At times it feels like Hereafter may turn into some kind of slow burning sci-fi thriller, but it never happens. Eastwood makes sure the focus is on character. Damon is excellent, especially in his scenes with an under-used Bryce Dallas Howard. There is a weird but real chemistry going on between the two. The English story comes across as a bit cliched and here the acting of the young twins (both played by real life twins George & Frankie) is poor. The French scenes work fine. The coming together of all three story strands at a London book fair seems convenient. Otherwise, Eastwood expertly directs, in a very uncommercial way. This picture puts the emotions to the fore. Hereafter is no classic, but I have a feeling that people will discover this film in the years to come. If you give this a chance, prepare to find yourself in a very slow manner, to be moved by Hereafter.
Clint Eastwood has always been a good sentimentalist. He is truly a director who knows how to make everyone cry. It's a talent, because a lot of Hollywood films are sentimental without a real sense of emotion needed to turn on the tears (for example Forrest Gump). Hereafter goes overboard with the tears. From the first minutes on I was permanently wiping my face and holding back a huge breakdown of sadness. Hereafter is a movie about death and how we deal with it – how badly we deal with it – since we don't want to at all, do we? That's why the film got generally bad reviews and nobody wanted to see it thereafter...
Until this point in my life I have been rather calm about the idea of death. I have accepted it and felt that it's not the end of everything so why not enjoy what we have here and trust in the hereafter – whatever it may be. My attitude has been greatly shaken and questioned through the birth of my child. Now death is a scary thought and I'd rather not think about it in any sense to be honest. The fragility and shortness of life has become a reality in a way previously unimaginable to me. Thus, Hereafter the film was like salt on fresh wounds. Unbelievably heavy and draining.
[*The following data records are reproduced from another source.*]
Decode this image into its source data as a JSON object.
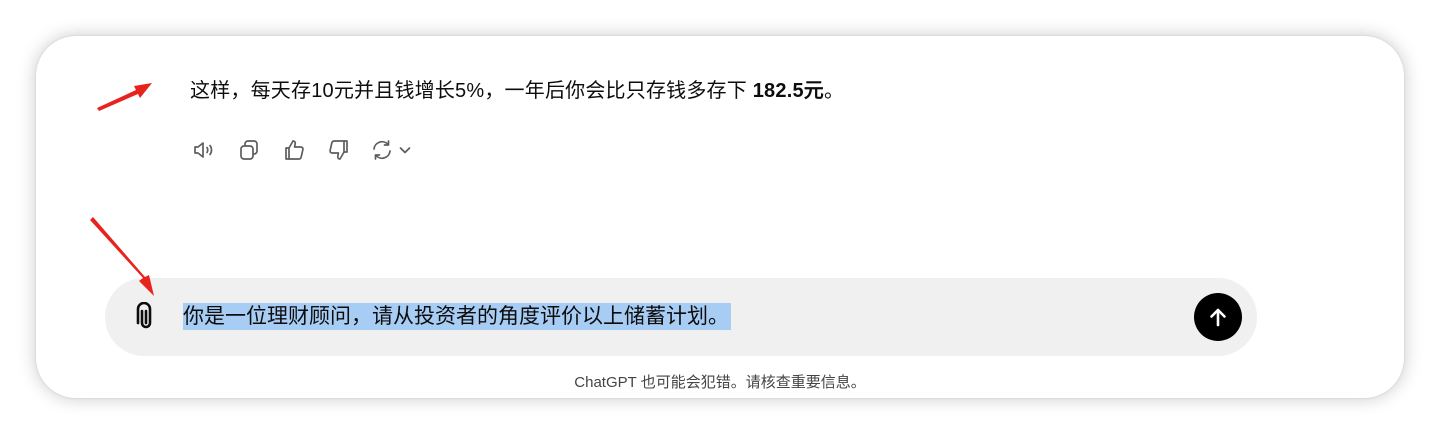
{
  "chat": {
    "assistant_message": {
      "text_before": "这样，每天存10元并且钱增长5%，一年后你会比只存钱多存下 ",
      "text_bold": "182.5元",
      "text_after": "。"
    },
    "actions": [
      {
        "icon": "speaker-icon",
        "label": "read-aloud"
      },
      {
        "icon": "copy-icon",
        "label": "copy"
      },
      {
        "icon": "thumbs-up-icon",
        "label": "good-response"
      },
      {
        "icon": "thumbs-down-icon",
        "label": "bad-response"
      },
      {
        "icon": "regenerate-icon",
        "label": "regenerate"
      }
    ]
  },
  "composer": {
    "input_value": "你是一位理财顾问，请从投资者的角度评价以上储蓄计划。",
    "attach_icon": "paperclip-icon",
    "send_icon": "arrow-up-icon"
  },
  "footer": {
    "disclaimer": "ChatGPT 也可能会犯错。请核查重要信息。"
  },
  "colors": {
    "selection": "#a8cdf5",
    "composer_bg": "#f0f0f0",
    "send_bg": "#000000",
    "annotation_arrow": "#e8231e"
  }
}
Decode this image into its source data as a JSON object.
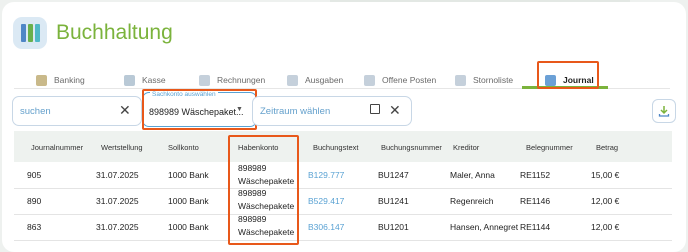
{
  "app": {
    "title": "Buchhaltung"
  },
  "tabs": [
    {
      "label": "Banking"
    },
    {
      "label": "Kasse"
    },
    {
      "label": "Rechnungen"
    },
    {
      "label": "Ausgaben"
    },
    {
      "label": "Offene Posten"
    },
    {
      "label": "Stornoliste"
    },
    {
      "label": "Journal"
    }
  ],
  "filters": {
    "search_placeholder": "suchen",
    "sachkonto_label": "Sachkonto auswählen",
    "sachkonto_value": "898989 Wäschepaket...",
    "zeitraum_placeholder": "Zeitraum wählen"
  },
  "table": {
    "headers": [
      "Journalnummer",
      "Wertstellung",
      "Sollkonto",
      "Habenkonto",
      "Buchungstext",
      "Buchungsnummer",
      "Kreditor",
      "Belegnummer",
      "Betrag"
    ],
    "rows": [
      {
        "journalnummer": "905",
        "wertstellung": "31.07.2025",
        "sollkonto": "1000 Bank",
        "habenkonto_1": "898989",
        "habenkonto_2": "Wäschepakete",
        "buchungstext": "B129.777",
        "buchungsnummer": "BU1247",
        "kreditor": "Maler, Anna",
        "belegnummer": "RE1152",
        "betrag": "15,00 €"
      },
      {
        "journalnummer": "890",
        "wertstellung": "31.07.2025",
        "sollkonto": "1000 Bank",
        "habenkonto_1": "898989",
        "habenkonto_2": "Wäschepakete",
        "buchungstext": "B529.417",
        "buchungsnummer": "BU1241",
        "kreditor": "Regenreich",
        "belegnummer": "RE1146",
        "betrag": "12,00 €"
      },
      {
        "journalnummer": "863",
        "wertstellung": "31.07.2025",
        "sollkonto": "1000 Bank",
        "habenkonto_1": "898989",
        "habenkonto_2": "Wäschepakete",
        "buchungstext": "B306.147",
        "buchungsnummer": "BU1201",
        "kreditor": "Hansen, Annegret",
        "belegnummer": "RE1144",
        "betrag": "12,00 €"
      }
    ]
  },
  "colors": {
    "accent": "#7bb33c",
    "highlight": "#e8581a",
    "link": "#5aa2d3",
    "field_border": "#c8d7e6"
  }
}
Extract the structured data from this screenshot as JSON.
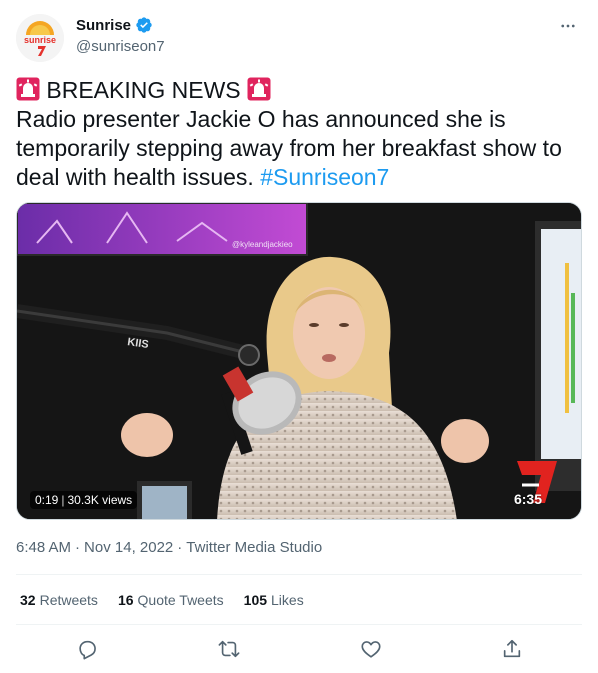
{
  "account": {
    "display_name": "Sunrise",
    "handle": "@sunriseon7",
    "avatar_text": "sunrise"
  },
  "tweet": {
    "headline": "BREAKING NEWS",
    "line1": "Radio presenter Jackie O has announced she is",
    "line2": "temporarily stepping away from her breakfast show to",
    "line3": "deal with health issues.",
    "hashtag": "#Sunriseon7"
  },
  "media": {
    "time_badge": "0:19",
    "views": "30.3K views",
    "overlay_time": "6:35",
    "mic_label": "KIIS",
    "watermark": "@kyleandjackieo"
  },
  "meta": {
    "time": "6:48 AM",
    "date": "Nov 14, 2022",
    "separator": "·",
    "source": "Twitter Media Studio"
  },
  "stats": {
    "retweets_count": "32",
    "retweets_label": "Retweets",
    "quotes_count": "16",
    "quotes_label": "Quote Tweets",
    "likes_count": "105",
    "likes_label": "Likes"
  },
  "icons": {
    "more": "more-icon",
    "verified": "verified-icon",
    "reply": "reply-icon",
    "retweet": "retweet-icon",
    "like": "like-icon",
    "share": "share-icon",
    "siren": "siren-icon"
  },
  "colors": {
    "link": "#1d9bf0",
    "secondary": "#536471",
    "siren": "#e0245e"
  }
}
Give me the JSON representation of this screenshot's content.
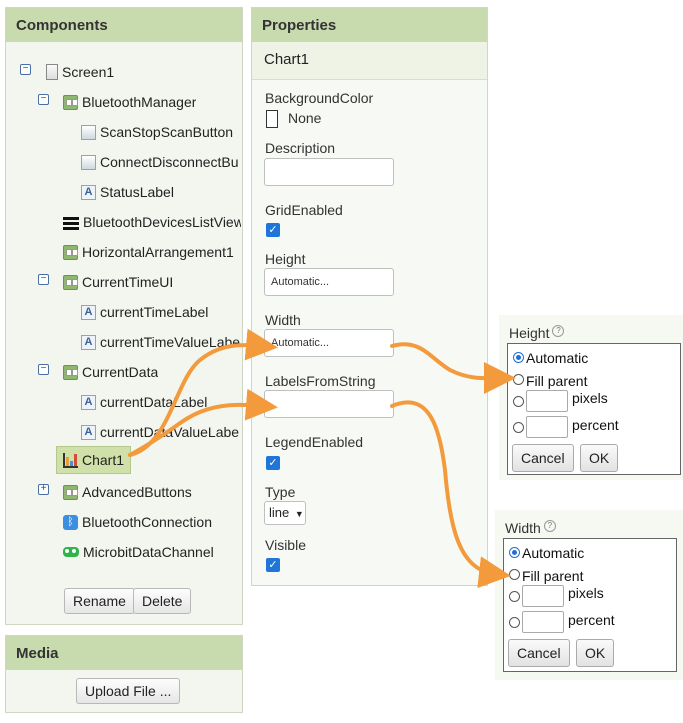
{
  "components": {
    "title": "Components",
    "tree": [
      {
        "label": "Screen1",
        "icon": "screen-icon",
        "toggle": "minus"
      },
      {
        "label": "BluetoothManager",
        "icon": "arrangement-icon",
        "toggle": "minus"
      },
      {
        "label": "ScanStopScanButton",
        "icon": "button-icon"
      },
      {
        "label": "ConnectDisconnectBu",
        "icon": "button-icon"
      },
      {
        "label": "StatusLabel",
        "icon": "label-icon"
      },
      {
        "label": "BluetoothDevicesListView",
        "icon": "listview-icon"
      },
      {
        "label": "HorizontalArrangement1",
        "icon": "arrangement-icon"
      },
      {
        "label": "CurrentTimeUI",
        "icon": "arrangement-icon",
        "toggle": "minus"
      },
      {
        "label": "currentTimeLabel",
        "icon": "label-icon"
      },
      {
        "label": "currentTimeValueLabe",
        "icon": "label-icon"
      },
      {
        "label": "CurrentData",
        "icon": "arrangement-icon",
        "toggle": "minus"
      },
      {
        "label": "currentDataLabel",
        "icon": "label-icon"
      },
      {
        "label": "currentDataValueLabe",
        "icon": "label-icon"
      },
      {
        "label": "Chart1",
        "icon": "chart-icon",
        "selected": true
      },
      {
        "label": "AdvancedButtons",
        "icon": "arrangement-icon",
        "toggle": "plus"
      },
      {
        "label": "BluetoothConnection",
        "icon": "bluetooth-icon"
      },
      {
        "label": "MicrobitDataChannel",
        "icon": "microbit-icon"
      }
    ],
    "rename_label": "Rename",
    "delete_label": "Delete"
  },
  "media": {
    "title": "Media",
    "upload_label": "Upload File ..."
  },
  "properties": {
    "title": "Properties",
    "component": "Chart1",
    "background_color_label": "BackgroundColor",
    "background_color_value": "None",
    "description_label": "Description",
    "description_value": "",
    "grid_enabled_label": "GridEnabled",
    "grid_enabled": true,
    "height_label": "Height",
    "height_value": "Automatic...",
    "width_label": "Width",
    "width_value": "Automatic...",
    "labels_from_string_label": "LabelsFromString",
    "labels_from_string_value": "",
    "legend_enabled_label": "LegendEnabled",
    "legend_enabled": true,
    "type_label": "Type",
    "type_value": "line",
    "visible_label": "Visible",
    "visible": true
  },
  "height_popup": {
    "title": "Height",
    "help": "?",
    "automatic_label": "Automatic",
    "fill_parent_label": "Fill parent",
    "pixels_label": "pixels",
    "percent_label": "percent",
    "cancel_label": "Cancel",
    "ok_label": "OK"
  },
  "width_popup": {
    "title": "Width",
    "help": "?",
    "automatic_label": "Automatic",
    "fill_parent_label": "Fill parent",
    "pixels_label": "pixels",
    "percent_label": "percent",
    "cancel_label": "Cancel",
    "ok_label": "OK"
  },
  "colors": {
    "panel_header": "#c7dbae",
    "selected_row": "#cfe0a8",
    "checkbox": "#1f75d8",
    "arrow": "#f39a3c"
  }
}
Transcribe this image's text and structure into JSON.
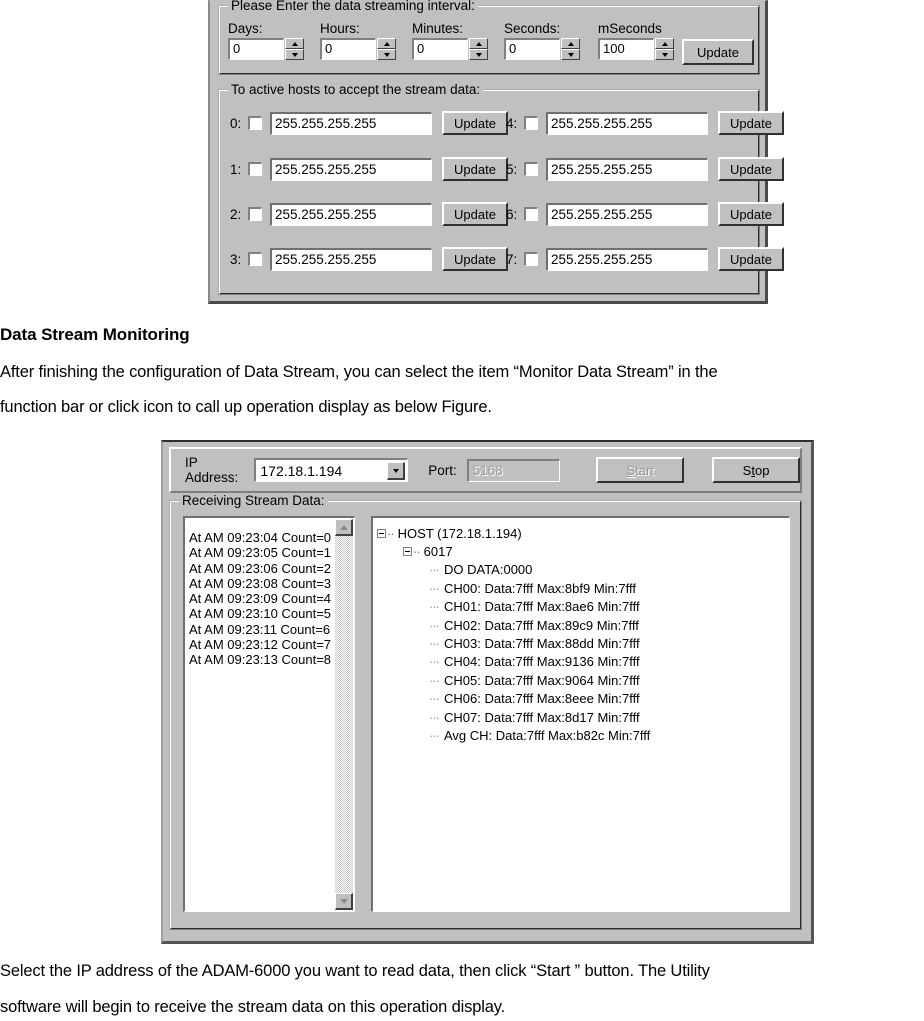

It made me check on my sleeping son every three minutes.
It's not a bad movie, although in many ways it's not the best Eastwood has made (and not very much his style cinematically). There are too many stories, which makes the film a little like Love Actually (without the lightness), and there is maybe too little time spent on resolving things. Thankfully, there is not too much dwelling on trying to make sense of what happens after death – usually films become ridiculous when they attempt to appease us with clearing the mystery up.
I salute the aging horse rider for making this movie and coming out of it with my respect. He made me uncomfortable once again – thank you Clint.